Another provision of this bill that police forces had been requesting for many years to fight organized crime is the one addressing the need for those sentenced to imprisonment to serve three-fourths of their sentence. If this bill is passed, there will be no remission of sentence and, after sentencing, access to parole will become possible only when three-fourths of the sentence has been served. Why is it necessary to hold firm on having people serve three-fourths of their sentence? Because that is how networks are dismantled, how the chain of command is broken in the underworld and organized crime.
I would like to conclude by saying something important about my bill. Of course, in preparing this bill, I had to consult extensively and I had mixed feelings about going through with it. I concluded that it is important for any bill that comes before us to make sense and be valid, legally speaking. That is why I provided for the use of the notwithstanding clause: section 33 of the Constitution Act, 1982. Why did I chose to do so? Because I realize that, if this bill is passed and then challenged in any ordinary court of law in this country, it could be argued that it interferes with freedom of speech, freedom of association and the legal rights set out in section 7 of the charter, namely the presumption of innocence.

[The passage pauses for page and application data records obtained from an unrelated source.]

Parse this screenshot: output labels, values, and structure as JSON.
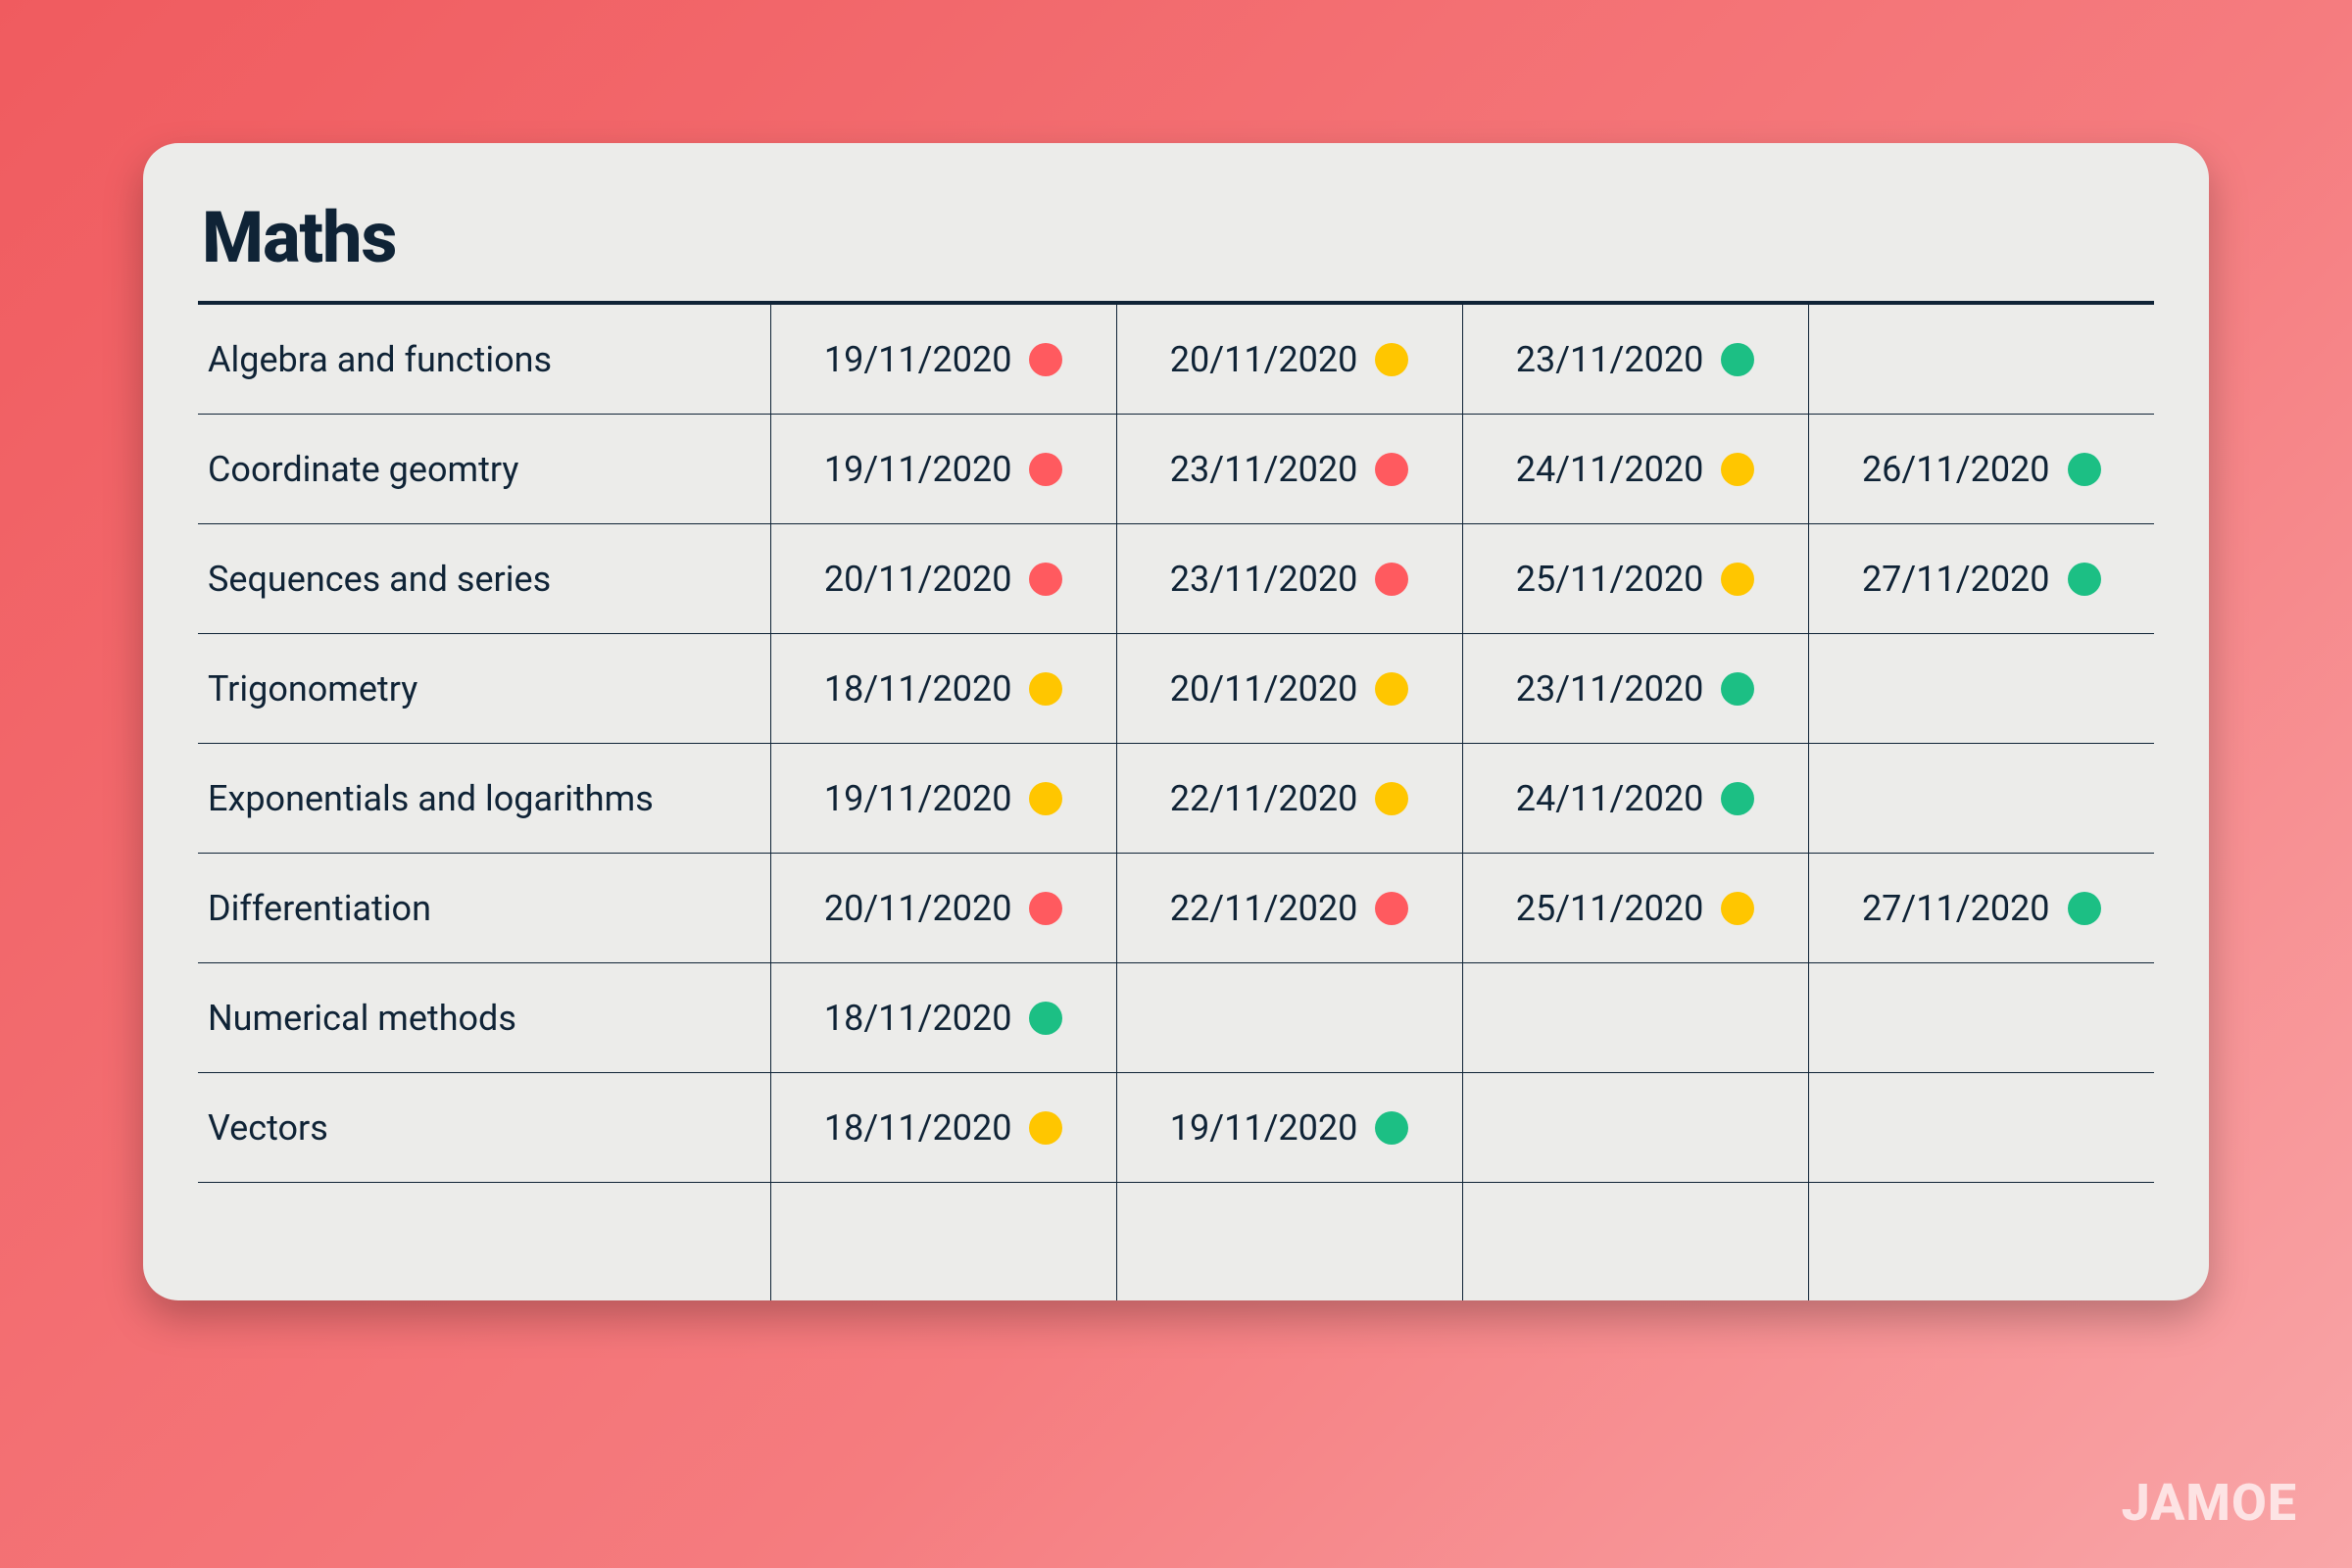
{
  "title": "Maths",
  "brand": "JAMOE",
  "status_colors": {
    "red": "#ff5a5f",
    "amber": "#ffc600",
    "green": "#1cbf84"
  },
  "rows": [
    {
      "topic": "Algebra and functions",
      "attempts": [
        {
          "date": "19/11/2020",
          "status": "red"
        },
        {
          "date": "20/11/2020",
          "status": "amber"
        },
        {
          "date": "23/11/2020",
          "status": "green"
        },
        null
      ]
    },
    {
      "topic": "Coordinate geomtry",
      "attempts": [
        {
          "date": "19/11/2020",
          "status": "red"
        },
        {
          "date": "23/11/2020",
          "status": "red"
        },
        {
          "date": "24/11/2020",
          "status": "amber"
        },
        {
          "date": "26/11/2020",
          "status": "green"
        }
      ]
    },
    {
      "topic": "Sequences and series",
      "attempts": [
        {
          "date": "20/11/2020",
          "status": "red"
        },
        {
          "date": "23/11/2020",
          "status": "red"
        },
        {
          "date": "25/11/2020",
          "status": "amber"
        },
        {
          "date": "27/11/2020",
          "status": "green"
        }
      ]
    },
    {
      "topic": "Trigonometry",
      "attempts": [
        {
          "date": "18/11/2020",
          "status": "amber"
        },
        {
          "date": "20/11/2020",
          "status": "amber"
        },
        {
          "date": "23/11/2020",
          "status": "green"
        },
        null
      ]
    },
    {
      "topic": "Exponentials and logarithms",
      "attempts": [
        {
          "date": "19/11/2020",
          "status": "amber"
        },
        {
          "date": "22/11/2020",
          "status": "amber"
        },
        {
          "date": "24/11/2020",
          "status": "green"
        },
        null
      ]
    },
    {
      "topic": "Differentiation",
      "attempts": [
        {
          "date": "20/11/2020",
          "status": "red"
        },
        {
          "date": "22/11/2020",
          "status": "red"
        },
        {
          "date": "25/11/2020",
          "status": "amber"
        },
        {
          "date": "27/11/2020",
          "status": "green"
        }
      ]
    },
    {
      "topic": "Numerical methods",
      "attempts": [
        {
          "date": "18/11/2020",
          "status": "green"
        },
        null,
        null,
        null
      ]
    },
    {
      "topic": "Vectors",
      "attempts": [
        {
          "date": "18/11/2020",
          "status": "amber"
        },
        {
          "date": "19/11/2020",
          "status": "green"
        },
        null,
        null
      ]
    }
  ]
}
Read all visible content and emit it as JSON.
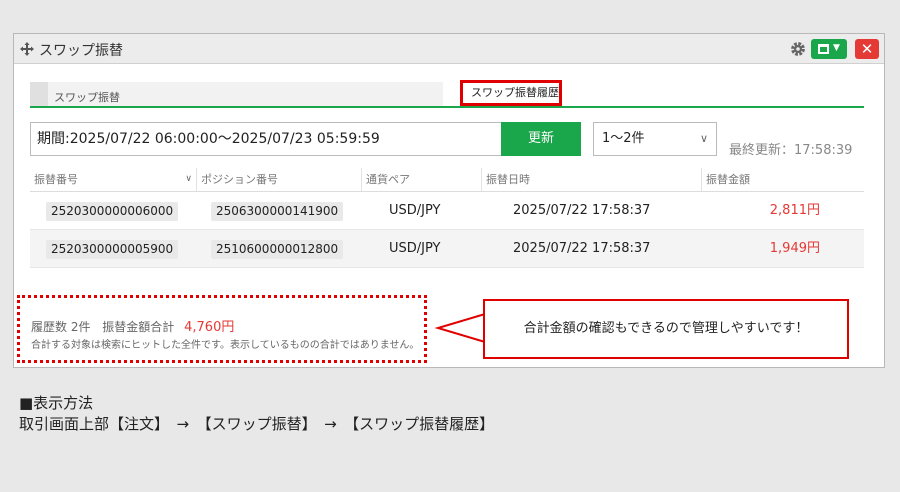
{
  "window": {
    "title": "スワップ振替"
  },
  "tabs": [
    {
      "label": "スワップ振替"
    },
    {
      "label": "スワップ振替履歴"
    }
  ],
  "filter": {
    "period_label": "期間:",
    "period_value": "2025/07/22 06:00:00〜2025/07/23 05:59:59",
    "update_label": "更新",
    "range_selected": "1〜2件",
    "last_update": "最終更新：17:58:39"
  },
  "table": {
    "columns": [
      "振替番号",
      "ポジション番号",
      "通貨ペア",
      "振替日時",
      "振替金額"
    ],
    "rows": [
      {
        "transfer_no": "2520300000006000",
        "position_no": "2506300000141900",
        "pair": "USD/JPY",
        "datetime": "2025/07/22 17:58:37",
        "amount": "2,811円"
      },
      {
        "transfer_no": "2520300000005900",
        "position_no": "2510600000012800",
        "pair": "USD/JPY",
        "datetime": "2025/07/22 17:58:37",
        "amount": "1,949円"
      }
    ]
  },
  "summary": {
    "count_label": "履歴数 2件",
    "total_label": "振替金額合計",
    "total_value": "4,760円",
    "note": "合計する対象は検索にヒットした全件です。表示しているものの合計ではありません。"
  },
  "callout": "合計金額の確認もできるので管理しやすいです！",
  "footer": {
    "heading": "■表示方法",
    "path": "取引画面上部【注文】　→　【スワップ振替】　→　【スワップ振替履歴】"
  },
  "colors": {
    "accent_green": "#1aa64a",
    "highlight_red": "#e00000",
    "amount_red": "#e53935"
  }
}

I am convinced that each of us in our various ridings represent people who would be very pleased to see this Parliament take its responsibilities, even if we determine that, in order to fight effectively against organized crime, we may have to restrict certain rights by limiting the scope of the charter.
As you know, in February, I tabled a petition signed by 65,000 people from all over Quebec, calling for the adoption of antigang legislation. I have yet to meet one person saying: "But it is important not to restrict in any way the movement of the most
criminalized segment of our society because we have this charter, you see". That is not what the charter is about. I am sure my fellow citizens of Hochelaga-Maisonneuve, like all Canadians and Quebecers, would have no objection to sacrificing some degree of freedom to the higher interest, which is fighting organized crime.
That is why my bill provides for the possibility of resorting to the notwithstanding clause, which, indeed, has been used very seldom. The truth is, as one government member or another will no doubt mention, the notwithstanding clause has never been used by the Canadian Parliament. Two provinces did: Quebec, between 1982 and 1985 and again in 1989, after the Brown decision was handed down, and Saskatchewan, in a labour dispute. If the legislator included a notwithstanding clause, it is because it needs to be used in some cases, and the threat posed by organized crime across the countries of Quebec and Canada is so serious that we have a duty, as parliamentarians, to point out that, without a notwithstanding clause, no antigang legislation can be brought forward.
We cannot allow what happened in Hochelaga-Maisonneuve and Montreal to happen elsewhere. I ask for consent to see if it would be possible to have this bill declared a votable item and not only voted on but also debated for two extra hours, because the situation is so serious that parliamentarians will agree with my diagnostic.